Jack Pearadin and Doug Nelsen found a 1.73-carat diamond after nearly a year of searching the park's field.
Rebecca and Tyler's mother hasn't seen her own parents since she was a teenager, when she ran away from home one night with a substitute teacher. There was a fight, perhaps — she prefers not to talk about it. Now she and her new boyfriend are going away on a cruise and Rebecca and Tyler will be staying with their grandparents, whom they've never met. They'll take a train out to the country, beyond the reach of mobile data plans, to the not-quite backwoods. Farmland, with occasional snow. It's an experiment. Maybe they'll get along, maybe their mother can rebuild a relationship with her parents if things go well. Anything is possible.
Rebecca is an aspiring filmmaker. She plans to make an "Oscar-winning documentary" about the family drama, and so will be documenting the visit extensively. She has artistic ambitions, refers to "visual tension" and to the viewer's curiosity about "what's beyond the frame." She sees the poetry in an empty swing at dusk. Tyler is antic and wild and likes to freestyle rap, anachronistically. He thinks his sister's cinematic approach is a little feigned — too pretentious — though he becomes a co-director, with a camera of his own. He is irrepressible and cocky and juvenile, but also debilitatingly germaphobic. Rebecca, too, can be neurotic. For instance, she has an aversion to mirrors.
And their grandparents? They're possibly a little quiet, a little peculiar. Chalk it up to age or geographic isolation. "He's a country guy; all he does is chop wood," Rebecca says of her sturdy, silent grandfather. Of their grandmother's erratic behavior, they are satisfied for a while with the diagnosis they are given, which is a form of mild dementia known as "sundowning" — confusion, restlessness, psychological oddities triggered by the night. Everything has an explanation here, even the mold in the basement. Even the locked barn-house door. Even the muddy water in the well.

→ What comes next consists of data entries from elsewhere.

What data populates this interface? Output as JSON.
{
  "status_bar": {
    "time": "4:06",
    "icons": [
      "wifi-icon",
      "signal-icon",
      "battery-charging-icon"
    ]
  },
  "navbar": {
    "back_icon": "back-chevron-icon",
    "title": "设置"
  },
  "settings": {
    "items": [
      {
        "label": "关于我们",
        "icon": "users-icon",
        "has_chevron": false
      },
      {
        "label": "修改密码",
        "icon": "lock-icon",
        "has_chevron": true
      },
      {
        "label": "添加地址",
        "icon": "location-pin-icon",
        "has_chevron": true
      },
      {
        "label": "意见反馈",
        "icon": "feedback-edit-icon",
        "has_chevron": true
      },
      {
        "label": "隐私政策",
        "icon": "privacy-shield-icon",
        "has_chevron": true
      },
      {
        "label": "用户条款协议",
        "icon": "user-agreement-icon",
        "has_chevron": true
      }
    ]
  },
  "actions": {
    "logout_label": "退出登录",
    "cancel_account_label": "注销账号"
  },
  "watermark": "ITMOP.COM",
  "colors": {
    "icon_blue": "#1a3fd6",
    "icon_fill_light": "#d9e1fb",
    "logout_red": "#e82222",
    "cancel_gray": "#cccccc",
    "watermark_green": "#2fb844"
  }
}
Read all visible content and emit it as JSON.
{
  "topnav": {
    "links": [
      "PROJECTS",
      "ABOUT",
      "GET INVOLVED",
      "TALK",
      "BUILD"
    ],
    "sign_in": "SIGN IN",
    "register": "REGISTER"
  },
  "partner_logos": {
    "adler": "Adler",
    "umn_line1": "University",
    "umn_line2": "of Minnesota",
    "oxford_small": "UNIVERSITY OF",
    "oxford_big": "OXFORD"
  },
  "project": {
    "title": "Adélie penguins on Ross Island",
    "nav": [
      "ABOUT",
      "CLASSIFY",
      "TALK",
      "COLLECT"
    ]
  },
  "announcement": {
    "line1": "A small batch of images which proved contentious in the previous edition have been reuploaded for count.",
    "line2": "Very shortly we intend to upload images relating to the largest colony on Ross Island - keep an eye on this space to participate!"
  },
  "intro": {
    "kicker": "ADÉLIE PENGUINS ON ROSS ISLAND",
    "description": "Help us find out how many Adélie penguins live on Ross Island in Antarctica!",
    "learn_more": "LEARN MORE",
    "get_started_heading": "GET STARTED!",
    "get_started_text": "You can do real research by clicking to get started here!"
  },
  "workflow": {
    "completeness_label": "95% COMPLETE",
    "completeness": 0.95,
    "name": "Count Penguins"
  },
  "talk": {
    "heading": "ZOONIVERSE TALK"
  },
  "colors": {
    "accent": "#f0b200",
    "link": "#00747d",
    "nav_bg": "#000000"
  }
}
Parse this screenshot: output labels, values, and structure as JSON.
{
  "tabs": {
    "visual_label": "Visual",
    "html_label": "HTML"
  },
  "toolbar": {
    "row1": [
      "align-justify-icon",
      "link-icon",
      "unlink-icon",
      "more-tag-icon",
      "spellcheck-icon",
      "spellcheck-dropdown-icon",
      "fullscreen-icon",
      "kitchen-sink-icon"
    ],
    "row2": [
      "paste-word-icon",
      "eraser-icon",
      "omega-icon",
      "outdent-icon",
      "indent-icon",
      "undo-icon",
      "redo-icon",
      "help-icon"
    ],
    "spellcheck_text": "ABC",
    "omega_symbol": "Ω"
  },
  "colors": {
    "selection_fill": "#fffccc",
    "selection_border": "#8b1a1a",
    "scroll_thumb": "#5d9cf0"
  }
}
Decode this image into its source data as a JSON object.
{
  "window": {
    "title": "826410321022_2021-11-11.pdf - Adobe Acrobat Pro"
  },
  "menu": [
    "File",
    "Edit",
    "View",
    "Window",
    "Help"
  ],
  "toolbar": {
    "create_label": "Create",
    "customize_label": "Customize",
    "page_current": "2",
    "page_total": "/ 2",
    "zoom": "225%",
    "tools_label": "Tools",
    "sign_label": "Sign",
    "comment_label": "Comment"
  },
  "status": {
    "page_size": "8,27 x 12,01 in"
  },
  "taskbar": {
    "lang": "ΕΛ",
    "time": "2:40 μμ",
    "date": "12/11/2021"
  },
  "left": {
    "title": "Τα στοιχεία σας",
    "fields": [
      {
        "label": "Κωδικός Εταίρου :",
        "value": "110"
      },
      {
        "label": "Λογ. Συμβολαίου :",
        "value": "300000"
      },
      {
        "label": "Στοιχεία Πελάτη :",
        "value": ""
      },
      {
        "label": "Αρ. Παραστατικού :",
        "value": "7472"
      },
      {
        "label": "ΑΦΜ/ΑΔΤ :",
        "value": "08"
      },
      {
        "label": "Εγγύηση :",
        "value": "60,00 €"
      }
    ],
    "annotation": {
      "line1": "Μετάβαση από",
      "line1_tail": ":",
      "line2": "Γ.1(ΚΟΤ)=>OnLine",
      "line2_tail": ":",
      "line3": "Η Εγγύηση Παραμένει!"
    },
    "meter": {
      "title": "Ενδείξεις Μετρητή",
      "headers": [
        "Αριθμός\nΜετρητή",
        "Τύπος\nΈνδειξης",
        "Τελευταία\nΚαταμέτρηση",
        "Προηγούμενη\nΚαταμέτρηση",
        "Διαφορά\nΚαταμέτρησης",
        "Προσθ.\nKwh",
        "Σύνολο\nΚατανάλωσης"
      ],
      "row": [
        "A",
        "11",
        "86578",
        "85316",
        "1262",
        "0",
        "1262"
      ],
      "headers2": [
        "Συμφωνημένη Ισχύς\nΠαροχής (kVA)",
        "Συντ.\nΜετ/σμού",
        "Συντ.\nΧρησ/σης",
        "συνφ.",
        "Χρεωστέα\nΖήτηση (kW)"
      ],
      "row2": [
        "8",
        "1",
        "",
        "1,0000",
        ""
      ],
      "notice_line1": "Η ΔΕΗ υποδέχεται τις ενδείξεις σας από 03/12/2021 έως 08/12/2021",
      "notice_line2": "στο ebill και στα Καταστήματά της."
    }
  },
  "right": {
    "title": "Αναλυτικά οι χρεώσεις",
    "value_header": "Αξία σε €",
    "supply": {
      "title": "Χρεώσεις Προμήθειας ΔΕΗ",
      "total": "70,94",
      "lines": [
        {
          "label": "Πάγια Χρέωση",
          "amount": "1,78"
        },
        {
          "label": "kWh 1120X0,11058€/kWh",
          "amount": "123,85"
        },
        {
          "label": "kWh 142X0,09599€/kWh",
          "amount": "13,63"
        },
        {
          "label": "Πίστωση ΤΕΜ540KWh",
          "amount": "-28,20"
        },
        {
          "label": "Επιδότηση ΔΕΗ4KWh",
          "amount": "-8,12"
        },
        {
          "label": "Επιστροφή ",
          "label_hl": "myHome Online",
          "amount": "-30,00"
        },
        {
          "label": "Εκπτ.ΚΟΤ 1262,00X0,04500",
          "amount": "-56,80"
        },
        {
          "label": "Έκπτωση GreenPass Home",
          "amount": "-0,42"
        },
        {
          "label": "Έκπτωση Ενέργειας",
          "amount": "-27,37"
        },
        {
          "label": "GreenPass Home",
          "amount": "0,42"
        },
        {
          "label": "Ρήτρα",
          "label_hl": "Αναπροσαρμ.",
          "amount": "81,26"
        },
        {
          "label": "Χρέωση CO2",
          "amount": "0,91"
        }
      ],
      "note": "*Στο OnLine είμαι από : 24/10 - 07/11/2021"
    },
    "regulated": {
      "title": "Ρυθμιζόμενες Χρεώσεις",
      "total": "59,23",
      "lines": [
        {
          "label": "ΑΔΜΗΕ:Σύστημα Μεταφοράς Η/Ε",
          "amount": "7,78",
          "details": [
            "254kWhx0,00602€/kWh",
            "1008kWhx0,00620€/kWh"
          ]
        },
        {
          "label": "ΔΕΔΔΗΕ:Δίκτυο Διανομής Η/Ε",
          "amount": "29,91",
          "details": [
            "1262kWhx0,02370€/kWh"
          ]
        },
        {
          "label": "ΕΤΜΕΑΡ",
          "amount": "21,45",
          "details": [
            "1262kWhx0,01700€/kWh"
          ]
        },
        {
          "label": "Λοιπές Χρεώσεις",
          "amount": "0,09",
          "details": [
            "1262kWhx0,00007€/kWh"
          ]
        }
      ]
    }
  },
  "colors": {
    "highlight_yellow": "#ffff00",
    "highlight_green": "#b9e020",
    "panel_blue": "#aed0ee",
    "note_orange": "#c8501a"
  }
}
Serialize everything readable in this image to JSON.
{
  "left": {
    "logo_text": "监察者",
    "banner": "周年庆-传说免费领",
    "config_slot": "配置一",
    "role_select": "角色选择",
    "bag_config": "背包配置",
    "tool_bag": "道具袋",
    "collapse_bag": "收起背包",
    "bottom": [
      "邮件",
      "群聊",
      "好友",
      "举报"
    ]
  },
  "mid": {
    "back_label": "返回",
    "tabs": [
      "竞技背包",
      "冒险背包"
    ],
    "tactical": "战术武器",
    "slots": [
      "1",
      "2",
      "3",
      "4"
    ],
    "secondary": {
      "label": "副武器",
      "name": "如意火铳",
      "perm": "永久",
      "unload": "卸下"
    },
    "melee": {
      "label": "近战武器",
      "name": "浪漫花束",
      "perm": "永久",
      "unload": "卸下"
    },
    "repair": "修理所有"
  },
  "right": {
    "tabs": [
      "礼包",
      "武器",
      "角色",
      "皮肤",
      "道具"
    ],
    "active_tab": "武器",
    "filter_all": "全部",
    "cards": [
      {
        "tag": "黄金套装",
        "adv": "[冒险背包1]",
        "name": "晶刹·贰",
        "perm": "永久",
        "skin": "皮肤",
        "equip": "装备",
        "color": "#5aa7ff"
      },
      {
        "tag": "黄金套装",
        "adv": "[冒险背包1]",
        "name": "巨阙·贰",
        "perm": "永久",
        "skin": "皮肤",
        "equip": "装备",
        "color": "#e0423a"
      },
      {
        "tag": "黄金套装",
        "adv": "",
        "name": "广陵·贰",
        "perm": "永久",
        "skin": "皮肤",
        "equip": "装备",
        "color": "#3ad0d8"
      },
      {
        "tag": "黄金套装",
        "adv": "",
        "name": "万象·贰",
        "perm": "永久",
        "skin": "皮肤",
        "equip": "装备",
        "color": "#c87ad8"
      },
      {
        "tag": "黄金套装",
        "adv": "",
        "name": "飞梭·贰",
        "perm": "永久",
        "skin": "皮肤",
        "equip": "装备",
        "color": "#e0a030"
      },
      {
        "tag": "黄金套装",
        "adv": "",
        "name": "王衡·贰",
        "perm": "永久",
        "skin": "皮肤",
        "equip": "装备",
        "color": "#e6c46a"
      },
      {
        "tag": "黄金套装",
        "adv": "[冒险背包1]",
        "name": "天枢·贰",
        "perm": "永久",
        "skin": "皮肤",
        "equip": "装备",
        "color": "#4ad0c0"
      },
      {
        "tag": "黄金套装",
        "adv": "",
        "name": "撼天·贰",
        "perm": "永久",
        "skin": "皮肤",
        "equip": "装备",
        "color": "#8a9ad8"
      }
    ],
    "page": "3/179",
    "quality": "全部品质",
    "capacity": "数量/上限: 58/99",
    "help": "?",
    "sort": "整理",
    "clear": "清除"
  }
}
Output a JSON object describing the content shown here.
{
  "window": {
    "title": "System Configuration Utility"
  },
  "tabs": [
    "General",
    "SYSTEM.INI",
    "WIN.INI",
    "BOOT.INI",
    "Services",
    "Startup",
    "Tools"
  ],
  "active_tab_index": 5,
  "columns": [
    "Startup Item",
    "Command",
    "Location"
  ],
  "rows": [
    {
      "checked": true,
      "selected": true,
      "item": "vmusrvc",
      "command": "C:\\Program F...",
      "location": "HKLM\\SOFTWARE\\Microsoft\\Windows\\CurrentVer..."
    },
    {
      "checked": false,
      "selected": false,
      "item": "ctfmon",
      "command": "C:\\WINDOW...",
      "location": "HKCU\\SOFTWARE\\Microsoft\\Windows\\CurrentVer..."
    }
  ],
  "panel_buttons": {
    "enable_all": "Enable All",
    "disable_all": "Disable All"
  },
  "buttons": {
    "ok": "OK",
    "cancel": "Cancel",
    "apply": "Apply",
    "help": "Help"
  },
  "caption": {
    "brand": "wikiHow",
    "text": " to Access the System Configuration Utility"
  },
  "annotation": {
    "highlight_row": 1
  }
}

"The Visit" is the 11th film directed by M. Night Shyamalan, whose star has plummeted since the days when he was pegged as a new generation's Hitchcock. It happened relatively suddenly in around 2004 or 2005, maybe 2006 if you didn't read the newspaper. As though the entire film-viewing public reversed its opinion on his work en masse, deciding it was all too formulaic and passé when you really thought about it. For a decade now, critical celebration of his work has been confined largely to the inscrutable French. He has that in common with Jerry Lewis.
The most noticeable departure of "The Visit" is that Shyamalan has abandoned classic cinematic style for the fractured first-person of "The Blair Witch Project" or "Paranormal Activity." Here the spectator must perform double duty: We are as curious about and conscious of what's behind the camera as we are about what's in front of it. The whole filmmaking artifice — the fourth wall, whatever — becomes part of our purview. This can be liberating, potentially. It can give the impression of wild improvisation, rather than closely followed sheet music. Things can seem visceral and up close and fragile. Things can go wrong. Of her unfaithful husband, the mother early on says he had an "impatient eye," and the same could be said of Shyamalan, who shakes and pummels and punishes the camera. "No one gives a crap about cinematic standards," as Tyler puts it. "It's not the 1800s."
As to whether or not the film marks a "triumphant return to form" for the director — and critics can't resist narratives like this — that depends very much on whether you think Shyamalan ever had a successful form to return to. "Signs" and "The Village" both painted memorable portraits of dread in dark blues and greens, but their thematic algebra seemed too simple on reflection. It was all too easy. The "swing away" climax of "Signs," especially, was such a tragic screenwriting miscalculation that I still think about it from time to time: It was instructive in its badness. But "The Visit" never really builds enough affective momentum or "visual tension" (to use Rebecca's phrase) for it to be undermined by a last-minute sleight of hand. And there is a last-minute sleight of hand. The movie is genuinely and frequently revolting, but in an all-too-familiar, even interchangeable way. It feels minor.